The Worst of the Rest
The airlines below didn't have as many (publicly available) wild stories as others in the series, but deserved honorable mentions regardless.
Founded in 1978 in Cologne, Germany, the then-named Special Air Transport (SAT) kicked off with one plane, a Fokker F-27 Friendship (aww).
Our tender feelings towards Germania quickly disappear as we learn they "pioneered" the use of aircraft for advertising, making them a direct ancestor of "let me just apply this advertisement to your eyeballs, that'll be 15 quid" Ryanair approach.
In another marker of questionable taste, Germania decided to use its jet fleet (acquired from the bankrupt US Airways) to launch a low-budget airline named – and I can barely bring myself to write this –"gexx".
(Is gexx a worse branding crime than Monarch's FlyKandi? Let us know in the comments...)
Germania eventually stopped flying, without notice, in the middle of the night in February 2019. Passengers on flight ST3711 from Fuerteventura boarded a functioning airline, and got off their plane in Nuremberg at 1:11am to find that it was BUSTED, possibly because it was flying almost-certainly-uneconomical routes like Fuerteventura-Nuremberg.
Interjet was a Mexican LCC headquartered in Mexico City.
It launched in late 2005, with just one Airbus A320, but in 2012 the airline committed to purchasing only the Sukhoi Superjet 100, which sold for about half the price of comparable aircraft. Reviews on the Superjet are... mixed.
We'll cut a long story short: in 2020 Interjet cancelled a ton of flights because they couldn't pay for fuel despite promising to, they got sued by their own employees for stranding them in far-flung destinations, got thrown out of the IATA, and the Mexican Government refused to bail them out. Finally, the police captured one of its former owners, and Interpol is hunting for the other.
Given the history, you'll forgive us for being skeptical of any claimed comebacks – no no, friends, Interjet remain BUSTED.
One of the more exotic airline founding stories: Meridiana was set up (under the original name of Alisarda) in 1963 by Aga Khan Prince Karīm al-Hussaynī, with the aim of promoting tourism in Sardinia. Alisarda initially served as an air taxi service, connecting its base in Olbia, Sardinia to the Italian capital city of Rome. Sounds legit! And looks dreamy:
By 2010, Meridiana fly (yes, the lower case f is intentional, they merged with Eurofly and... 🤦♂️) had become the second-largest carrier in Italy.
It was all looking good in 2018, as Meridiana rebranded (again) to Air Italy and announced an ambitious plan to expand its fleet and destinations, to become Italy's flagship carrier. Great success was on the horizon!
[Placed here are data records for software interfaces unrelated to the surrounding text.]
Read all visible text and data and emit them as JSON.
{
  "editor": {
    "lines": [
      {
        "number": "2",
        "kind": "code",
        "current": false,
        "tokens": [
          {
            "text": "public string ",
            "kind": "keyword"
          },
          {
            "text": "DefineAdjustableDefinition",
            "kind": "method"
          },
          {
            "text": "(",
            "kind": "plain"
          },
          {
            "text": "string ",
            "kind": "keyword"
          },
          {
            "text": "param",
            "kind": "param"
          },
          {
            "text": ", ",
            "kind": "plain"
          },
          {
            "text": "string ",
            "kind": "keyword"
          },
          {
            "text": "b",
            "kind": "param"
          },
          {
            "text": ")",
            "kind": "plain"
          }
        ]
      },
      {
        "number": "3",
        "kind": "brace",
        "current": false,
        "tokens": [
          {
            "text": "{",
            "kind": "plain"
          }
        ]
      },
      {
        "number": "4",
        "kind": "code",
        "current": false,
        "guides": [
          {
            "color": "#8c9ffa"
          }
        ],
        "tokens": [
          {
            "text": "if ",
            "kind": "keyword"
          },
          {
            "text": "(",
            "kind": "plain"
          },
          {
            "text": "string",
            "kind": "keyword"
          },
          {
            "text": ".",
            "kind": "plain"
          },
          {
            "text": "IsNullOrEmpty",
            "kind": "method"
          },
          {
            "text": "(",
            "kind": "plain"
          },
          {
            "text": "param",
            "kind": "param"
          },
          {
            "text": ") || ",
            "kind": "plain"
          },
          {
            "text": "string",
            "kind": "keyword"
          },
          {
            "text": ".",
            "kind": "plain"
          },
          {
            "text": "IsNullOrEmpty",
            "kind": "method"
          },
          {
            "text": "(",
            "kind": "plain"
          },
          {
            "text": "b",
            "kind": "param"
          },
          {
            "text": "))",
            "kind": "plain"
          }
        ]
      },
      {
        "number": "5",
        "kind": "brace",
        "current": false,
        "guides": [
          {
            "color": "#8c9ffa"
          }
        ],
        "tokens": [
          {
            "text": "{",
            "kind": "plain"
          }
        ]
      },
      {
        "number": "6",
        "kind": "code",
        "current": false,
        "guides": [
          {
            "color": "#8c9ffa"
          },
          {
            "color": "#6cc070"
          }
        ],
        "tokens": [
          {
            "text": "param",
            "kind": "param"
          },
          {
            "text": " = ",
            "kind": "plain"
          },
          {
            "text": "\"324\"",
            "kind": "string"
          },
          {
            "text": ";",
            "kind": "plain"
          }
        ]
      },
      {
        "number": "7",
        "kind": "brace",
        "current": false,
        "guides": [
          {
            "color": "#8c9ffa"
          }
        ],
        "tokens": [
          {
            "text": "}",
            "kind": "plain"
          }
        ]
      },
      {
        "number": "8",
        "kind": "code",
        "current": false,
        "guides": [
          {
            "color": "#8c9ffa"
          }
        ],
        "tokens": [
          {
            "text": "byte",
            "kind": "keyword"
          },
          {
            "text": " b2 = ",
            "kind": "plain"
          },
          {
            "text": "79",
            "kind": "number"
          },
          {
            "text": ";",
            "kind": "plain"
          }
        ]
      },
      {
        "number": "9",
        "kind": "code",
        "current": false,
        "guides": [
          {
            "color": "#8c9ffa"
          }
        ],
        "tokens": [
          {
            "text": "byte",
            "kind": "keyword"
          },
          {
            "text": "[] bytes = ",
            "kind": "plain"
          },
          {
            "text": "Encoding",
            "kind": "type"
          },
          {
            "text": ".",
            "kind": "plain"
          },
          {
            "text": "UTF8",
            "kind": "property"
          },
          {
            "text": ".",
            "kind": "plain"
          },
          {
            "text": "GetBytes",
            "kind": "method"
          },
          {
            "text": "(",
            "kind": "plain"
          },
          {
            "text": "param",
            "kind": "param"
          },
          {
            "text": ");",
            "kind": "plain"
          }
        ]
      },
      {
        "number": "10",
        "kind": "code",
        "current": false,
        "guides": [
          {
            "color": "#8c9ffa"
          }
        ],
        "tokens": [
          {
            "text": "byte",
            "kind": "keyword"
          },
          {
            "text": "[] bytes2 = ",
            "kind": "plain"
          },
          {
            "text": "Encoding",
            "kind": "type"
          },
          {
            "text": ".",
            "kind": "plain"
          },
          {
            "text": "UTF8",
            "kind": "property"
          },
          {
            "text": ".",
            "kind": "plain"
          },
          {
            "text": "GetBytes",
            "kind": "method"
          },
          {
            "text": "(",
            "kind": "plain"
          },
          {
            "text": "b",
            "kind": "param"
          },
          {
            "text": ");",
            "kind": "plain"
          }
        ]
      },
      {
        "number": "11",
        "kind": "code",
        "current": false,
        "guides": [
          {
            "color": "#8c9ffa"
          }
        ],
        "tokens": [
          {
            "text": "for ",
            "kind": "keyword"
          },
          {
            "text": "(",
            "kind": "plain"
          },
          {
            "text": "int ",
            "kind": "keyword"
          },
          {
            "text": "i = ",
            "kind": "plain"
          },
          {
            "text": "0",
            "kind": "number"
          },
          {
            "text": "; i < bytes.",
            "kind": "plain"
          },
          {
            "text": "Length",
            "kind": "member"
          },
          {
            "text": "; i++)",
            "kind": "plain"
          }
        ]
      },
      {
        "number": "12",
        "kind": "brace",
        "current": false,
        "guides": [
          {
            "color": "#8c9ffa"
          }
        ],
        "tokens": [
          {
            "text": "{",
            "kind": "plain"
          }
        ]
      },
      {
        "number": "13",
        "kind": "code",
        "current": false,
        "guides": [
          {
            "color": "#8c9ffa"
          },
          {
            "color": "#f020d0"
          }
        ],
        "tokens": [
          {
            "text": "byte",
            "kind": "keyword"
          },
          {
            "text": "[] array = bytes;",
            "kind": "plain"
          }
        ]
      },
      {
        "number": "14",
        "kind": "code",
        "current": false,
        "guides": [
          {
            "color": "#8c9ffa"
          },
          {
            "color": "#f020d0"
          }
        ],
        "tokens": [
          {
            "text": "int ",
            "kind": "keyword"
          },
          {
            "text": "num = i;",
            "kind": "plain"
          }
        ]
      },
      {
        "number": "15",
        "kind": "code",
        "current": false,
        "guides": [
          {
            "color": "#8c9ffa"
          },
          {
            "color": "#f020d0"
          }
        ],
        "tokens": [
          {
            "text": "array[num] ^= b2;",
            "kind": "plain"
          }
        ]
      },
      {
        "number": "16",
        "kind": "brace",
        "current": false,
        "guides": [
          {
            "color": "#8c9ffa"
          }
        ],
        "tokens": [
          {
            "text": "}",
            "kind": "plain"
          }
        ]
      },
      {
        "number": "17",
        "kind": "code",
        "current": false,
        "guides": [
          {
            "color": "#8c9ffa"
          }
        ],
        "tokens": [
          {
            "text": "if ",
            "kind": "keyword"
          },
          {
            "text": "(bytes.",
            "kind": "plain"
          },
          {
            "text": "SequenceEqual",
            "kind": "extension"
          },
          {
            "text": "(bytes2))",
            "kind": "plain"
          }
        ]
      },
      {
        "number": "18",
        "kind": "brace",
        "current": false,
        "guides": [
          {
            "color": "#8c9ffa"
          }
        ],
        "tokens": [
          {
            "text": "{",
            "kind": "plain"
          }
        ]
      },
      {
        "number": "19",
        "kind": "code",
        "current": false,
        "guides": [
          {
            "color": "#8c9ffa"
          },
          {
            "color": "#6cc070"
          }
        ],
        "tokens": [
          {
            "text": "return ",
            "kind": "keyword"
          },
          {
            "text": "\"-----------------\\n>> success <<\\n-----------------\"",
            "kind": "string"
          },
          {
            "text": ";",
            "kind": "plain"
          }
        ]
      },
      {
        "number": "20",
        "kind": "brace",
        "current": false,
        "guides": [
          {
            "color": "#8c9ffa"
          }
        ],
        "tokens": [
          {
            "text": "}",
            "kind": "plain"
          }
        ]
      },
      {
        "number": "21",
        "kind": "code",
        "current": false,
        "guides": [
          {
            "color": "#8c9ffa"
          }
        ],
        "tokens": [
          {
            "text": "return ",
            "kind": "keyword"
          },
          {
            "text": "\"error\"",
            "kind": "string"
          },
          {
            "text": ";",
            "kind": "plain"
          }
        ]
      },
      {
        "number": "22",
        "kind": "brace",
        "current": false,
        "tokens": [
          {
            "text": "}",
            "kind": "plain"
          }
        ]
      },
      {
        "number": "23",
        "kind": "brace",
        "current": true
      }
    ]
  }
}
Air Italy ceased operations in early 2020.
Tiger Airways Singapore Pte Ltd, operating as Tigerair, was a budget airline headquartered (as you might expect) in Singapore.
It served regional destinations in Southeast Asia, Bangladesh, Taiwan, China and India from its main base at Changi Airport. Yes, this Changi Airport:
In 2005, the company – a liiiiittle pompously, if you ask us – produced a report card on its first year of operations, with a total of over 500,000 passengers carried, 5000 scheduled flights flown, and a flight completion rate of 98.7 per cent.
And look, we can't say that it all fell apart. The end game for Tiger is actually a little different to every other airline in the Busted Airlines series: their ultimate owner, Singapore Airlines, realised it was complete madness to run four (4!) airline brands – Singapore, Tiger, SilkAir, and Scoot – in a city-state of 5M people, and merged both Tiger and SilkAir into Scoot.
So technically, Tiger was "forcibly merged". But you think we're going to finish this entire series on an objective, generous, fair note?!
Let us remind you: this is the same series that brought you Yugoslavian air strikes, mystery DELL SonicWALL booking sites, Catalan conspiracies, extremely ineffective hijackers, ridiculous route maps, questionable corporate behavior, upside-down family members, and OK-this-is-probably-actually-criminal corporate behavior.
So. In that spirit.